• WHAT TO WORK ON
Below is a set of records, and all of them should be retyped exactly, minus the pictures.

▽

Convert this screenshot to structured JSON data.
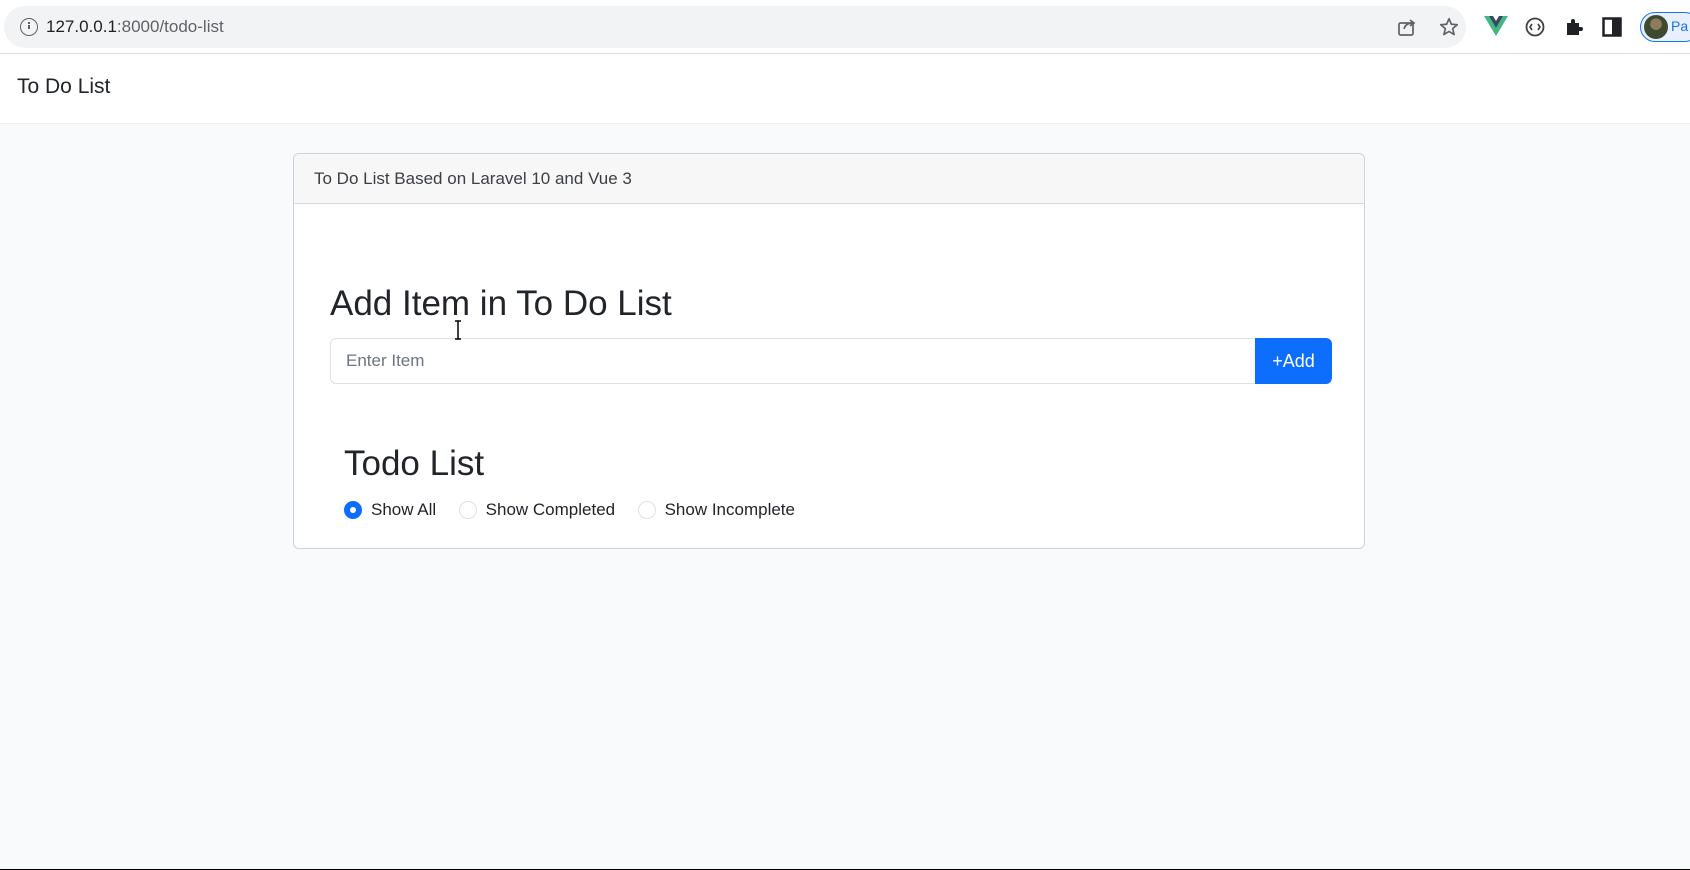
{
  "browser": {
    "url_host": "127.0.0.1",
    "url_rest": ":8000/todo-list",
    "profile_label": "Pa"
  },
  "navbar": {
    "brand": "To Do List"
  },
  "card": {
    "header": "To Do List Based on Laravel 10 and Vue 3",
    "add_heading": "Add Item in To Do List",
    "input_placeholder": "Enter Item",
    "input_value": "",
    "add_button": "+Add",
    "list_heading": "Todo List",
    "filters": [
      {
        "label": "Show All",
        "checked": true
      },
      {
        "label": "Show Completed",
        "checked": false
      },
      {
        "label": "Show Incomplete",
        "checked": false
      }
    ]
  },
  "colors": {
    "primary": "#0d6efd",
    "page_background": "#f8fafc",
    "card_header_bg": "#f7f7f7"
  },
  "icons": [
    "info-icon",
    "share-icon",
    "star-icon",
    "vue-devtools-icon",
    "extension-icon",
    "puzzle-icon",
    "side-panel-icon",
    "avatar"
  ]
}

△

• SOLVED EXERCISE
Convert this screenshot to structured JSON data.
{
  "browser": {
    "url_host": "127.0.0.1",
    "url_rest": ":8000/todo-list",
    "profile_label": "Pa"
  },
  "navbar": {
    "brand": "To Do List"
  },
  "card": {
    "header": "To Do List Based on Laravel 10 and Vue 3",
    "add_heading": "Add Item in To Do List",
    "input_placeholder": "Enter Item",
    "input_value": "",
    "add_button": "+Add",
    "list_heading": "Todo List",
    "filters": [
      {
        "label": "Show All",
        "checked": true
      },
      {
        "label": "Show Completed",
        "checked": false
      },
      {
        "label": "Show Incomplete",
        "checked": false
      }
    ]
  },
  "colors": {
    "primary": "#0d6efd",
    "page_background": "#f8fafc",
    "card_header_bg": "#f7f7f7"
  },
  "icons": [
    "info-icon",
    "share-icon",
    "star-icon",
    "vue-devtools-icon",
    "extension-icon",
    "puzzle-icon",
    "side-panel-icon",
    "avatar"
  ]
}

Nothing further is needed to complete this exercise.